Exercise details: Repeat word for word everything from the line containing "Extract the structured" to the end of the listing, first and last lines included, and only that.

Input data:
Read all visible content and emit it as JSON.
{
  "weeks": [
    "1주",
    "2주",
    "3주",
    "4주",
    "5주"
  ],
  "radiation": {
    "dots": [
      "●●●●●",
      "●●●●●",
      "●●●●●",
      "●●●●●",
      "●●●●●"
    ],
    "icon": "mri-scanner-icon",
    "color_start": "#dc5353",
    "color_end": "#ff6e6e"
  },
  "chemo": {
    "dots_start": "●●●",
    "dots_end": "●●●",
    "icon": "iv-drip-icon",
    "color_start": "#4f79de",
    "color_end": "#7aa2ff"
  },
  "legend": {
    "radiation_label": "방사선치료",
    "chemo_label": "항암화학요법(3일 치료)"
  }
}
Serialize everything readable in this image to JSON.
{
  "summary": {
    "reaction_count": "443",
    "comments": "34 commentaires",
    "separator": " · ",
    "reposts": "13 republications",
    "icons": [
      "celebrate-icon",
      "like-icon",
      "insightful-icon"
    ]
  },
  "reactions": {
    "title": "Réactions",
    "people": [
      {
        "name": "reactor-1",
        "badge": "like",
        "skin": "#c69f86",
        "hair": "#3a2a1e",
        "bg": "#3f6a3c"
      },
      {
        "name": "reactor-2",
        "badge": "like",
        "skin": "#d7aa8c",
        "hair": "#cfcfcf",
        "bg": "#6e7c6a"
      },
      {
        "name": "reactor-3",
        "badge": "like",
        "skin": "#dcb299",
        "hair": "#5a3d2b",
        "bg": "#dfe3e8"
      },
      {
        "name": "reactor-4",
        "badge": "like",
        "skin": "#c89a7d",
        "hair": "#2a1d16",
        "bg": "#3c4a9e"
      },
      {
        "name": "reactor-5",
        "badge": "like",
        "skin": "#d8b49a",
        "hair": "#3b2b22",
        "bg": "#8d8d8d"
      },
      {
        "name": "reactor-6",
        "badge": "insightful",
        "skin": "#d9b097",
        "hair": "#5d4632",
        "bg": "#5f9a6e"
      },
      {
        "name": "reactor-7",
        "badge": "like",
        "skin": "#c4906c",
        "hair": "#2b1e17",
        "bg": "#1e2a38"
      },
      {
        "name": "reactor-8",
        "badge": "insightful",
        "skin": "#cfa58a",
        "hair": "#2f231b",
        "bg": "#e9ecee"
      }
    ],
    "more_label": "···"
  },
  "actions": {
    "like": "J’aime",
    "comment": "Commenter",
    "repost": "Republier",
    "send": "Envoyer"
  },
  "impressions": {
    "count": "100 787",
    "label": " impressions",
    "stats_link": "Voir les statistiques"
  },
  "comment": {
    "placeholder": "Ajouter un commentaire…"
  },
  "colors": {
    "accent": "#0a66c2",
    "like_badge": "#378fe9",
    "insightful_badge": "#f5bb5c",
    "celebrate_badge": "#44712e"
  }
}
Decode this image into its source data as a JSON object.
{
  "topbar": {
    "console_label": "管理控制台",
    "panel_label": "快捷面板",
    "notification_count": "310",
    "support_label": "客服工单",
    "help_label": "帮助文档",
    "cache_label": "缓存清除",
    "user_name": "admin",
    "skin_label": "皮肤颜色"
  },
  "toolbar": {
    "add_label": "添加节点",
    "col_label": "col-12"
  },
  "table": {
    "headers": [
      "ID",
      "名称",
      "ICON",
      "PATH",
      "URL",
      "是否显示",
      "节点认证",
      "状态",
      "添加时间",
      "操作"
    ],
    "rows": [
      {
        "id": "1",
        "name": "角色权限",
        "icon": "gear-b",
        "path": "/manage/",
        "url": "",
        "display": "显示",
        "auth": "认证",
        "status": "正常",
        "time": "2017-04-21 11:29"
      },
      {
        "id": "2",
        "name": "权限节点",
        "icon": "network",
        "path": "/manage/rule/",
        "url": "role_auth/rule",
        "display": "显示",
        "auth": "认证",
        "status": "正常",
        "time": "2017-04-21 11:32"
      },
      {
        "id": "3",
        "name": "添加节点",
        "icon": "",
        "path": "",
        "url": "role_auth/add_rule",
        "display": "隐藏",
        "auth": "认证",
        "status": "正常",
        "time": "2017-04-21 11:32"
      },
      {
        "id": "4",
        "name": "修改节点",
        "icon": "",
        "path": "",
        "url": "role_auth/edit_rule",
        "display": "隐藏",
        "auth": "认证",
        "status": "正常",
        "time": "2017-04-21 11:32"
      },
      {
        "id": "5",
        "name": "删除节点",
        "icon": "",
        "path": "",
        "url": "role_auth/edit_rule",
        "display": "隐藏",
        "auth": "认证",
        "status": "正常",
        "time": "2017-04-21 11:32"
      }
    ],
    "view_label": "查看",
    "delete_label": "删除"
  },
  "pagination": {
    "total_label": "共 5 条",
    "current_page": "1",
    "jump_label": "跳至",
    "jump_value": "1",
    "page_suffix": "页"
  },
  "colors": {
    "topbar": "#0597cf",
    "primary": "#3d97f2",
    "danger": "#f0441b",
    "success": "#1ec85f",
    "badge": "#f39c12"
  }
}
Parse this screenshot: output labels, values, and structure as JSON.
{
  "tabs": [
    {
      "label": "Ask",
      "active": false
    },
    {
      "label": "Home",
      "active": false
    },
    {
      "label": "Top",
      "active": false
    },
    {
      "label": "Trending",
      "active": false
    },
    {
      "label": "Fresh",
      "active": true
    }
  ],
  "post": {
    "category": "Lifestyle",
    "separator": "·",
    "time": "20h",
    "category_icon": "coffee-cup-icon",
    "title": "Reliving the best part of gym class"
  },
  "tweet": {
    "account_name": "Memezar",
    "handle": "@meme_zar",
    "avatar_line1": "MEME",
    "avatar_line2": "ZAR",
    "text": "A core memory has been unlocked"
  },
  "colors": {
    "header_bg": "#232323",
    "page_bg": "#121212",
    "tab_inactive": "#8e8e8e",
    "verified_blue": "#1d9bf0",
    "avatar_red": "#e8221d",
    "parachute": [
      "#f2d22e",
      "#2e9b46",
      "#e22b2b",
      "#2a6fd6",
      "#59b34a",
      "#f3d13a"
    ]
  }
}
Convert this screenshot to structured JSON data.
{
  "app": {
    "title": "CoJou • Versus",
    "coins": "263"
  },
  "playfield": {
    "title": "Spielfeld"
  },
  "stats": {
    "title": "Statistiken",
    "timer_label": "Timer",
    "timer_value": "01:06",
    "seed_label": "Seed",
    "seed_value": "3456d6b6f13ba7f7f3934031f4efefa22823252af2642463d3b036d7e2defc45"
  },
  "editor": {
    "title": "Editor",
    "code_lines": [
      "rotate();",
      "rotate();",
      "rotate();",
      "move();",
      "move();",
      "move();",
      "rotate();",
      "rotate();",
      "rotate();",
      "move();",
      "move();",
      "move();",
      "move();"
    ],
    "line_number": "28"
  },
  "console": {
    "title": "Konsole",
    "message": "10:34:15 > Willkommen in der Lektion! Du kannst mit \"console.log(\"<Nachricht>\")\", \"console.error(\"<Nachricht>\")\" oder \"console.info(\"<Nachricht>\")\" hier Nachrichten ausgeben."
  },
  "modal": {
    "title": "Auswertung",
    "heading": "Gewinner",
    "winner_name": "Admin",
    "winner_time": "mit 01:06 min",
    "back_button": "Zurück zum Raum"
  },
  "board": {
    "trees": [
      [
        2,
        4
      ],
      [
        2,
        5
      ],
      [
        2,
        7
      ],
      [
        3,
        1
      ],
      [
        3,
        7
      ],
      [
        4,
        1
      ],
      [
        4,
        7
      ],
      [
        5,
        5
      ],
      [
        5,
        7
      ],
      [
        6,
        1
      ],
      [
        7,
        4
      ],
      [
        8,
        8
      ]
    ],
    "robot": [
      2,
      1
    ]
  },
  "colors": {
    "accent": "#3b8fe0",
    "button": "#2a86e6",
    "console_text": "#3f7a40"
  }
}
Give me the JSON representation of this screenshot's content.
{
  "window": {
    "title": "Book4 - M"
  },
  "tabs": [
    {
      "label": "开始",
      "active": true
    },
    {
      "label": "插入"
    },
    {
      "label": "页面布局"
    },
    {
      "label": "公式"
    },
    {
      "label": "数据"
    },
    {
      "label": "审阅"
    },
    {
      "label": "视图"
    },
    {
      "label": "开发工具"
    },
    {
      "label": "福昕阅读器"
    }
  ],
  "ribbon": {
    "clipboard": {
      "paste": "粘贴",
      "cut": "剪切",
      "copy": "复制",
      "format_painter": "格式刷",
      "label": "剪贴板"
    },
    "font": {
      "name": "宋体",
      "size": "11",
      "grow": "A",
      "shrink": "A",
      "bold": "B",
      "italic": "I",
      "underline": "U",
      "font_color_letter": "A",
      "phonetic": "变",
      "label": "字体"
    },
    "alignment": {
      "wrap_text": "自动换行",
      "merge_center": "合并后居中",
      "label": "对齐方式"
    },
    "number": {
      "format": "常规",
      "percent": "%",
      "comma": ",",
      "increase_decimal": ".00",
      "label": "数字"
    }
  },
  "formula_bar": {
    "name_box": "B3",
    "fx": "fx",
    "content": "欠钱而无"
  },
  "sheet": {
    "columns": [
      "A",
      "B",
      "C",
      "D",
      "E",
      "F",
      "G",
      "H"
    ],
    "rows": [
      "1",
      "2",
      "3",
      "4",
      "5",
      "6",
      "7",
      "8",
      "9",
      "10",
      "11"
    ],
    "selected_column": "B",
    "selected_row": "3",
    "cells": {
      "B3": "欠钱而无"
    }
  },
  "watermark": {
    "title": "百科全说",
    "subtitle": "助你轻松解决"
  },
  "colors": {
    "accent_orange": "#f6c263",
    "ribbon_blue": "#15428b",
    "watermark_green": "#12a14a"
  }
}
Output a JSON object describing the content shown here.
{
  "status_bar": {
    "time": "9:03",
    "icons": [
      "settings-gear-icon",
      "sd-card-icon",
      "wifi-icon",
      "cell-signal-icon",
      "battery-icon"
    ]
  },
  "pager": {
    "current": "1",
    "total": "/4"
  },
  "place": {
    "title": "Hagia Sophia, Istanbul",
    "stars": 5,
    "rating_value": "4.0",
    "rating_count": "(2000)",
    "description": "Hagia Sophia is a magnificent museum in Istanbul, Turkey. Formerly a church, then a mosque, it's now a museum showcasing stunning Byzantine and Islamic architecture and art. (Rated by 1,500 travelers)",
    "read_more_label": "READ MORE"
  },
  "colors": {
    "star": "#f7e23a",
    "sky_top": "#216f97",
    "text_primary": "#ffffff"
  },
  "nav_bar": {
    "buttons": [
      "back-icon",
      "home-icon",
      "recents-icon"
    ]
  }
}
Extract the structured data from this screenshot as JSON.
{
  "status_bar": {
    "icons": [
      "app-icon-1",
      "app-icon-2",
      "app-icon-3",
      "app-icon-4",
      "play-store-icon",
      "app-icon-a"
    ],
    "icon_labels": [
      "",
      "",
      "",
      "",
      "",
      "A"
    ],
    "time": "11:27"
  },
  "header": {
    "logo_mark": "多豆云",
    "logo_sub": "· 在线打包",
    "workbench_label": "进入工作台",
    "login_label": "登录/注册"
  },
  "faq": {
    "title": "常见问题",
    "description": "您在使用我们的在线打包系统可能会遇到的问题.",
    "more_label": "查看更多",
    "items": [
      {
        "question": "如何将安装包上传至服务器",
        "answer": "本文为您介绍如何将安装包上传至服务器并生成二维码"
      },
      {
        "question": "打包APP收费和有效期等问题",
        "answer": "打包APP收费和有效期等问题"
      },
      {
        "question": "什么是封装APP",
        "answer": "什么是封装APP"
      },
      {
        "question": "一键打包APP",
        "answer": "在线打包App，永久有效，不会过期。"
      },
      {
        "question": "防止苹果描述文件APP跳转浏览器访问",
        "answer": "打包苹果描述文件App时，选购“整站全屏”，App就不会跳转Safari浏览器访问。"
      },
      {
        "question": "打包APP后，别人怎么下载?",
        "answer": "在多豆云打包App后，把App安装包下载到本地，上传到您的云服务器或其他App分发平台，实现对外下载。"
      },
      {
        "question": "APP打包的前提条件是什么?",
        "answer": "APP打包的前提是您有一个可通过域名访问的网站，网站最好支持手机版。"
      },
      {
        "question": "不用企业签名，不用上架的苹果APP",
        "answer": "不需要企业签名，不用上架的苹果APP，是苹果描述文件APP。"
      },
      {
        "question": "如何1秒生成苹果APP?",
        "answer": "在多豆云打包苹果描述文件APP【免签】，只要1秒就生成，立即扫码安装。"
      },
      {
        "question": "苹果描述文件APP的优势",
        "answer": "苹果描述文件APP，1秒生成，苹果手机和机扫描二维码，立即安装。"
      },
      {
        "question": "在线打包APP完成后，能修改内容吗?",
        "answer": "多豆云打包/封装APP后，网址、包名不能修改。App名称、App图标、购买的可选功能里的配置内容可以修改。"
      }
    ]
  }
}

Completed task:
Extract the structured data from this screenshot as JSON.
{
  "status_bar": {
    "icons": [
      "app-icon-1",
      "app-icon-2",
      "app-icon-3",
      "app-icon-4",
      "play-store-icon",
      "app-icon-a"
    ],
    "icon_labels": [
      "",
      "",
      "",
      "",
      "",
      "A"
    ],
    "time": "11:27"
  },
  "header": {
    "logo_mark": "多豆云",
    "logo_sub": "· 在线打包",
    "workbench_label": "进入工作台",
    "login_label": "登录/注册"
  },
  "faq": {
    "title": "常见问题",
    "description": "您在使用我们的在线打包系统可能会遇到的问题.",
    "more_label": "查看更多",
    "items": [
      {
        "question": "如何将安装包上传至服务器",
        "answer": "本文为您介绍如何将安装包上传至服务器并生成二维码"
      },
      {
        "question": "打包APP收费和有效期等问题",
        "answer": "打包APP收费和有效期等问题"
      },
      {
        "question": "什么是封装APP",
        "answer": "什么是封装APP"
      },
      {
        "question": "一键打包APP",
        "answer": "在线打包App，永久有效，不会过期。"
      },
      {
        "question": "防止苹果描述文件APP跳转浏览器访问",
        "answer": "打包苹果描述文件App时，选购“整站全屏”，App就不会跳转Safari浏览器访问。"
      },
      {
        "question": "打包APP后，别人怎么下载?",
        "answer": "在多豆云打包App后，把App安装包下载到本地，上传到您的云服务器或其他App分发平台，实现对外下载。"
      },
      {
        "question": "APP打包的前提条件是什么?",
        "answer": "APP打包的前提是您有一个可通过域名访问的网站，网站最好支持手机版。"
      },
      {
        "question": "不用企业签名，不用上架的苹果APP",
        "answer": "不需要企业签名，不用上架的苹果APP，是苹果描述文件APP。"
      },
      {
        "question": "如何1秒生成苹果APP?",
        "answer": "在多豆云打包苹果描述文件APP【免签】，只要1秒就生成，立即扫码安装。"
      },
      {
        "question": "苹果描述文件APP的优势",
        "answer": "苹果描述文件APP，1秒生成，苹果手机和机扫描二维码，立即安装。"
      },
      {
        "question": "在线打包APP完成后，能修改内容吗?",
        "answer": "多豆云打包/封装APP后，网址、包名不能修改。App名称、App图标、购买的可选功能里的配置内容可以修改。"
      }
    ]
  }
}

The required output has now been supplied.